In Cuzco and in our Andean culture, one of our principle values is to share. Our parents teach us this value strongly and we put it into practice in our different walks of life. We even do so when playing a competitive sport, such as soccer.
People from other places often seem surprised by this action. Of course their culture is different from ours. For example, people from the United States take a drink of soda or of beer straight from the bottle. They tend to do it individually and this surprises us. It seems strange.
In Cuzco, when we are eating or drinking something, we share the food or drink with everyone present. Sometimes we even use the same glass or eat from the same plate. This seems to surprise the North Americans.
If we are drinking something, whether it is a soda, chicha, or beer, we all drink from the same bottle, but we do so by pouring it into a single glass. Each person takes the bottle, and then the glass to serve themselves. They then hand the bottle to the next person and drink from the glass. Then they pass the glass on so the act can continue. Once everyone has drunk, the round starts again, if there is still drink in the bottle or if a new bottle has appeared.
Another important thing is that before each person drinks their first sip they say to everyone gathered “salud” or “health, greeting”, lifting the glass. They then pour the first sip to the earth, to share with the Pachamama, the Earth Mother. They also will blow the drink, if it is alcoholic, to the Apus (or mountains) which are around the city. Sometimes they take foam and flick it to the mountains with their fingers while saying “for” and then adding the mountain’s name.
Sharing is very important. It identifies us as people, thanks to the teachings of the generations that went before us. We also like to teach this value to all those around us.
Whenever people gather, you can appreciate this solidarity. When we sit at the table, either with a group of friends, or in family, we share with each other. This custom of sharing even appears in meetings, social gatherings, and even in the most distant corner of the Andes.
In Bolivia they call our way of serving and sharing beer or chicha, even soda, “the Peruvian way”. We even carry this to eating. For example, even when in a restaurant where we may have ordered different foods, we eat from each other’s plates so everyone gets a taste of everything.
Though the Bolivians may call this “the Peruvian way”, it is mostly found in the highlands, especially in the rural communities. In Lima it has been lost, for example.
I remember very well how I learned this value. My mother and my grandmother would always tell me that one should share. Even if one only has one grain of corn, you should divide it among all your brothers and sisters.

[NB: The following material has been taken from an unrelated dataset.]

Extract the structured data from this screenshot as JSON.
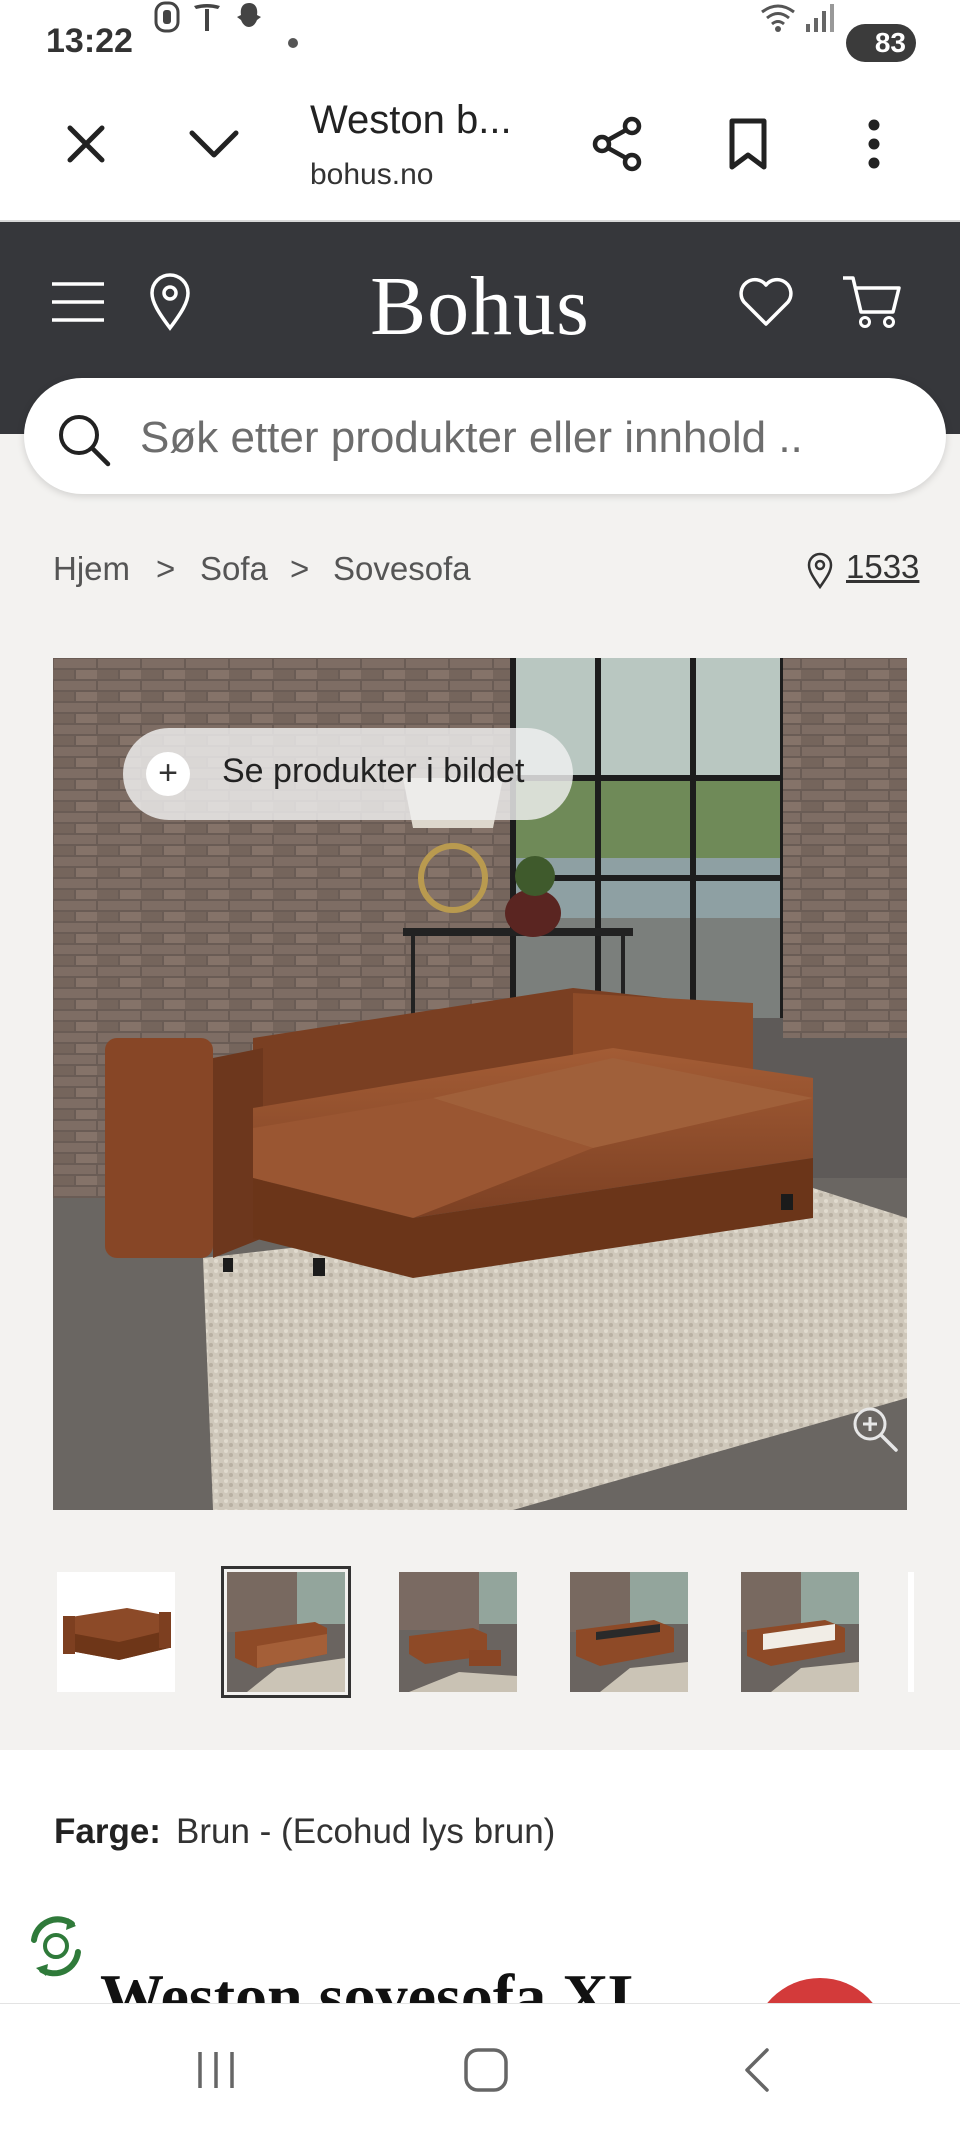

Maybe it is this sharing, among other things, that makes people fall in love with our city and our culture. When they are here, the equality among all people in sharing is the same. There is no distinction or racism because we are all from the same earth, the Pachamama.